I've been taking a class this semester from the amazing Jake Parker. In it we've been doing visual development for Jack in the Beanstalk, aiming for a classic Disney style.
Here's my Jack:
And some development sketches for his face:
I painted an entire version of the painting above to completion before stepping back and realizing that I had neglected to think about the personality of the character throughout the process. I had gotten so caught up in thinking about the technical aspects, I forgot to make story my first priority. Upon realizing this, I scrapped the other image and re-painted the above. I am a thousand times happier with this one.
I'm learning more and more how necessary it is to be willing to sacrifice a painting. If it isn't right, it isn't right, no matter how much time I've spent on it. If it doesn't solve the problem that's been given me, it's not a successful piece. I can't be afraid to start over or sacrifice parts of an image I might like in order to make it stronger as a whole. This has been a frustrating lesson to learn. But always more satisfying in the long run.
And while I cursed myself at the time for not correcting my mistake earlier on, I learned a lot in painting the first version. So I guess I can't say it was useless time spent.

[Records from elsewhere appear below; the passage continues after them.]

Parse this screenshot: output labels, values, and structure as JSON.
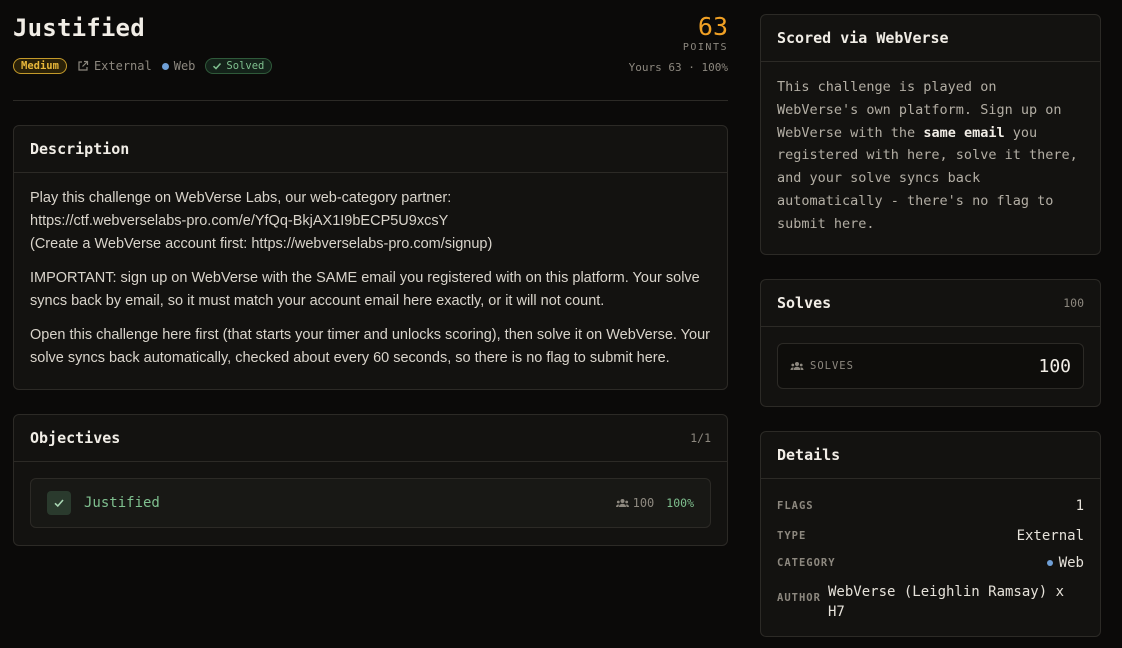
{
  "challenge": {
    "title": "Justified",
    "difficulty": "Medium",
    "source": "External",
    "category": "Web",
    "status": "Solved",
    "points": "63",
    "points_label": "POINTS",
    "yours": "Yours 63 · 100%"
  },
  "description": {
    "heading": "Description",
    "line1": "Play this challenge on WebVerse Labs, our web-category partner:",
    "line2": "https://ctf.webverselabs-pro.com/e/YfQq-BkjAX1I9bECP5U9xcsY",
    "line3": "(Create a WebVerse account first: https://webverselabs-pro.com/signup)",
    "para2": "IMPORTANT: sign up on WebVerse with the SAME email you registered with on this platform. Your solve syncs back by email, so it must match your account email here exactly, or it will not count.",
    "para3": "Open this challenge here first (that starts your timer and unlocks scoring), then solve it on WebVerse. Your solve syncs back automatically, checked about every 60 seconds, so there is no flag to submit here."
  },
  "objectives": {
    "heading": "Objectives",
    "count": "1/1",
    "items": [
      {
        "name": "Justified",
        "solves": "100",
        "percent": "100%"
      }
    ]
  },
  "scored": {
    "heading": "Scored via WebVerse",
    "text_before": "This challenge is played on WebVerse's own platform. Sign up on WebVerse with the ",
    "text_bold": "same email",
    "text_after": " you registered with here, solve it there, and your solve syncs back automatically - there's no flag to submit here."
  },
  "solves": {
    "heading": "Solves",
    "count": "100",
    "label": "SOLVES",
    "value": "100"
  },
  "details": {
    "heading": "Details",
    "flags_label": "FLAGS",
    "flags_value": "1",
    "type_label": "TYPE",
    "type_value": "External",
    "category_label": "CATEGORY",
    "category_value": "Web",
    "author_label": "AUTHOR",
    "author_value": "WebVerse (Leighlin Ramsay) x H7"
  },
  "colors": {
    "accent_orange": "#f0a024",
    "medium_badge": "#e8b83a",
    "solved_green": "#7fc08f",
    "web_dot": "#6f9fd6"
  },
  "icons": [
    "external-link-icon",
    "check-icon",
    "users-icon"
  ]
}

It's a learning process, this art thing. There aren't any secret answers or shortcuts... or magic beans. Just a lot of working at it.